  • Cow Patty - Not formed, its consistency is thick and it's shaped like a patty. This is not normal and could mean the cat is at risk. This needs attention at once.
  • Liquidity - Thin fluid may flow out, which could have mucous in it. This is not normal and there is severe risk. See a vet ASAP.
  • Squirts - The kitten has no control over his bowel movements, and there are watery fluids coming out of the rectum. This is not normal so you should see a vet ASAP.

Color Range for Urine

  • Red/Dark Orange - This is severe and not normal. Take to the cat to the vet ASAP
  • Dark Yellow/Near Brown - This indicates dehydration and needs to be treated immediately.
  • Deep Yellow - The urine is concentrated and your kitten or cat is not getting enough fluids. This requires care at once.
  • Yellow - Urine is mildly concentrated. Check closely to see if other symptoms are present. If so, see the vet.
  • Light Yellow - Urine is mildly diluted. Hydration is adequate (as long as there is no known kidney disease present).
  • Pale Yellow - Urine is diluted. Hydration is excellent (as long as there is no known kidney disease present).
  • Almost Clear - Urine is very diluted. There is a risk of over hydration. Urine should only be this diluted under supervision of a vet.

In kitten health it is important to always be alert, and to know your kitten. Look for signs of anything abnormal, remembering that it is always best to be on the safe side when it comes to your kitten's health. Take him to a vet if you have any suspicions.

Want to find out what, and how much you should be feeding your kitten or feral kitten? Read our feral kitten guide to learn everything you need to know to care for a kitten, from birth to adulthood, including recipes for kitten formula.

» »

Come and join us

We're a thriving community on Facebook, too.
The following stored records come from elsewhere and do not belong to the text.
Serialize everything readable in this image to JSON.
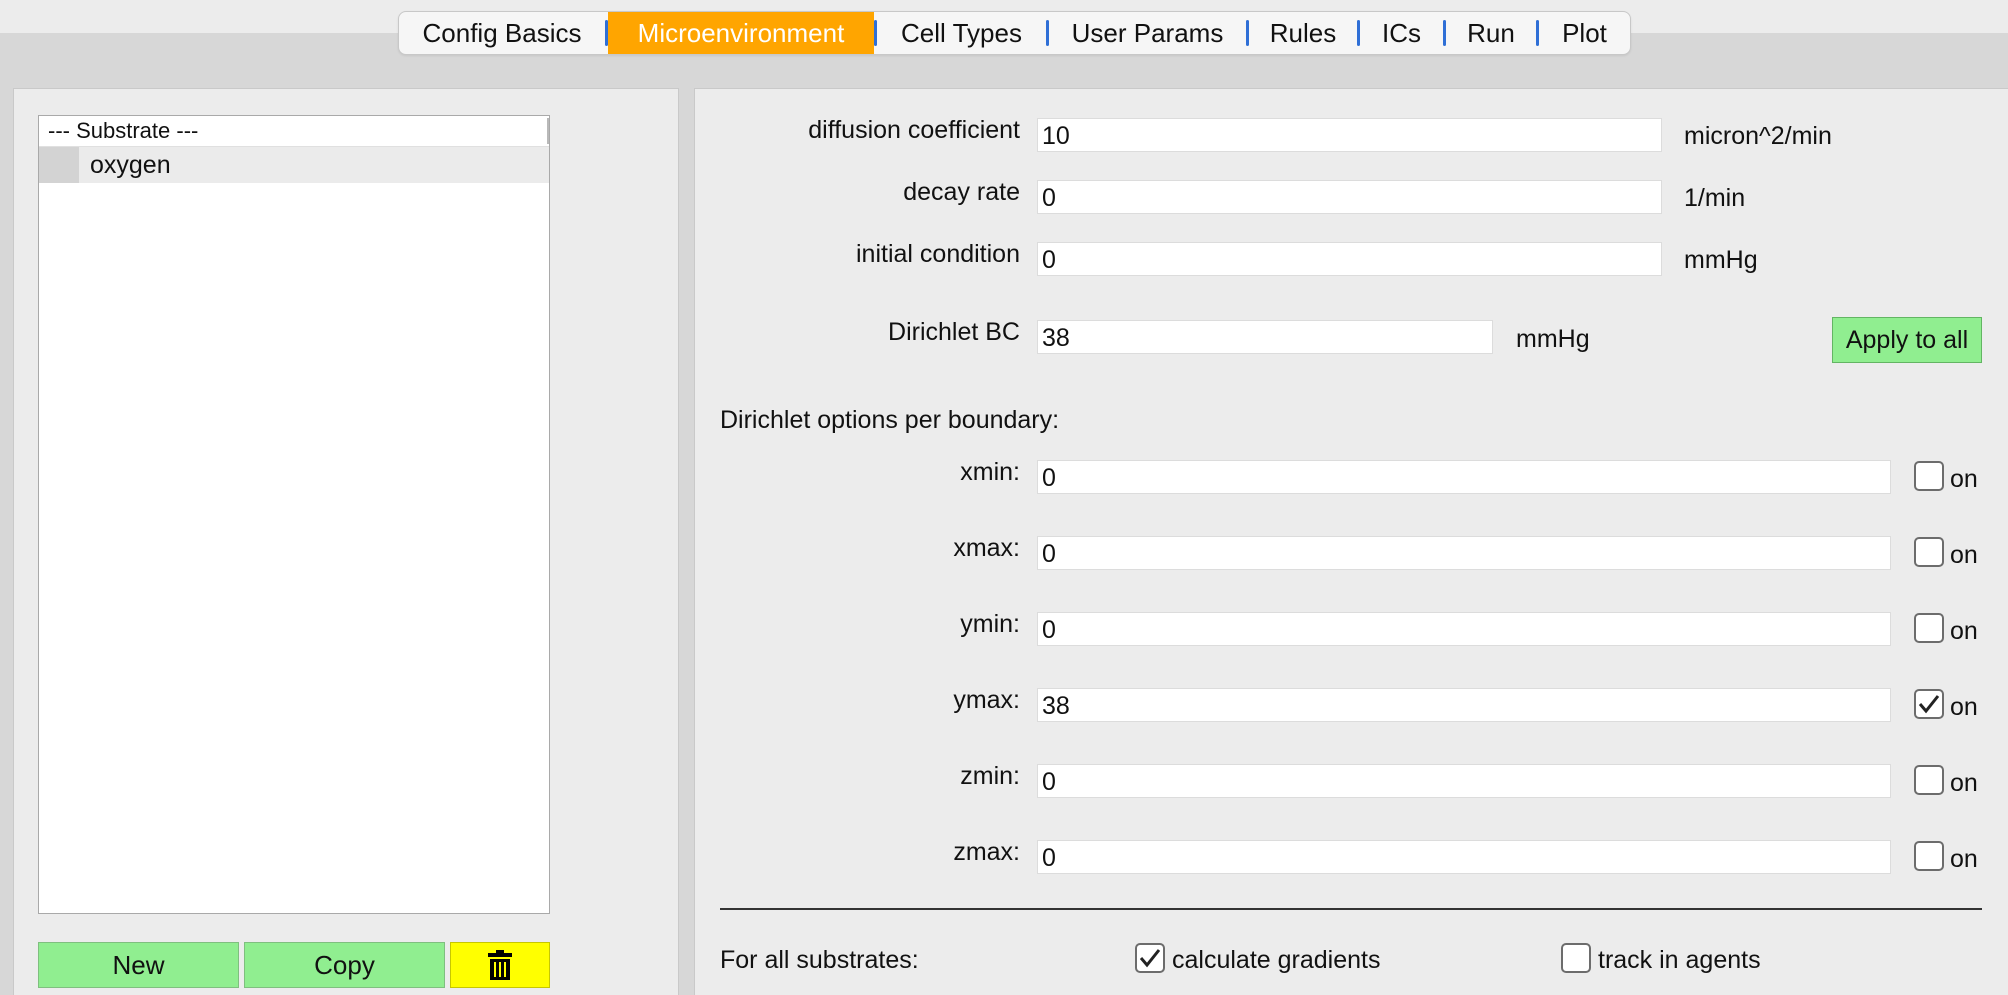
{
  "tabs": [
    {
      "label": "Config Basics",
      "active": false
    },
    {
      "label": "Microenvironment",
      "active": true
    },
    {
      "label": "Cell Types",
      "active": false
    },
    {
      "label": "User Params",
      "active": false
    },
    {
      "label": "Rules",
      "active": false
    },
    {
      "label": "ICs",
      "active": false
    },
    {
      "label": "Run",
      "active": false
    },
    {
      "label": "Plot",
      "active": false
    }
  ],
  "substrates": {
    "header": "---  Substrate ---",
    "items": [
      {
        "label": "oxygen",
        "selected": true
      }
    ]
  },
  "actions": {
    "new_label": "New",
    "copy_label": "Copy",
    "delete_icon": "trash-icon"
  },
  "params": {
    "diffusion": {
      "label": "diffusion coefficient",
      "value": "10",
      "unit": "micron^2/min"
    },
    "decay": {
      "label": "decay rate",
      "value": "0",
      "unit": "1/min"
    },
    "initial": {
      "label": "initial condition",
      "value": "0",
      "unit": "mmHg"
    },
    "dirichlet": {
      "label": "Dirichlet BC",
      "value": "38",
      "unit": "mmHg"
    }
  },
  "apply_label": "Apply to all",
  "boundary_title": "Dirichlet options per boundary:",
  "boundaries": {
    "xmin": {
      "label": "xmin:",
      "value": "0",
      "on_label": "on",
      "checked": false
    },
    "xmax": {
      "label": "xmax:",
      "value": "0",
      "on_label": "on",
      "checked": false
    },
    "ymin": {
      "label": "ymin:",
      "value": "0",
      "on_label": "on",
      "checked": false
    },
    "ymax": {
      "label": "ymax:",
      "value": "38",
      "on_label": "on",
      "checked": true
    },
    "zmin": {
      "label": "zmin:",
      "value": "0",
      "on_label": "on",
      "checked": false
    },
    "zmax": {
      "label": "zmax:",
      "value": "0",
      "on_label": "on",
      "checked": false
    }
  },
  "all_substrates": {
    "label": "For all substrates:",
    "calc_gradients": {
      "label": "calculate gradients",
      "checked": true
    },
    "track_agents": {
      "label": "track in agents",
      "checked": false
    }
  },
  "colors": {
    "active_tab": "#ffa500",
    "button_green": "#90ee90",
    "button_yellow": "#ffff00",
    "tab_separator": "#2f6fd6"
  }
}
Click the Like button below to follow along, then pop on over and say hi. 

If this feels like your kind of place, why not bookmark us and visit us again? We'd love to see you. Links to new or updated pages are always included in What's New

Or, to make sure you never miss out on anything, use the form below to sign up for our newsletter. 

Enjoy this? Don't miss out
Sign up for our free newsletter!

Our monthly stroll through items of interest, news and stories, photos, tips, and our cats of the Month.

Don't worry — your e-mail address is totally secure.
I promise to use it only to send you Siamese Cats.